The neuropeptides, VIP and NPY, that are present in the thyroid nerves are not released into the thyroid vein.
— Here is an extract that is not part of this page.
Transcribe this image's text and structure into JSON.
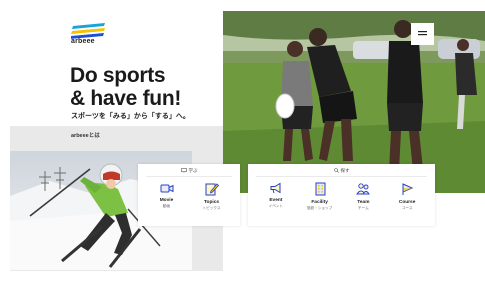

In the present study, we tested the hypothesis that the neuropeptides, vasoactive intestinal peptide (VIP) and neuropeptide Y (NPY), which are present in the thyroid nerves, act as physiological neurotransmitters involved in the regulation of thyroid honnone secretion and thyroid blood flow. Specifically, we examined whether these neuropeptides can be released into thyroid blood vessels by electrical stimulation of the major thyroid nerves or whether their expression is altered by changes in iodine intake. Sprague-Dawley rats were used in this study. The cervical sympathetic trunk or the superior laryngeal nerve was stimulated by bipolar electrodes in anesthetized rats. During nerve stimulation, blood samples were withdrawn from the thyroid vein. Thyroid blood flow was monitored by laser Doppler blood flowmetry. Sympathetic stimulation caused a marked decrease in thyroid blood flow, which was associated with a significant increase in release of norepinephrine. However, these effects were not accompanied by any change in NPY release into the thyroid vein. Stimulation of the superior laryngeal nerve was not associated with changes in thyroid blood flow or VIP release into the thyroid vein. In a separate experiment, rats were fed a diet containing low-, high-, or normal iodine concentrations. Triiodothyronine (T 3) and thyroxine (T 4) levels in thyroid venous plasma were significantly reduced in rats fed a low-iodine diet but not in a separate group of rats fed a high iodine diet. However, these treatments had no effect on VIP or NPY concentrations in thyroid venous plasma or in thyroid ganglia. Thus, our results indicate that VIP and NPY, which are present in the thyroid nerves, may not be directly involved in the regulation of thyroid function.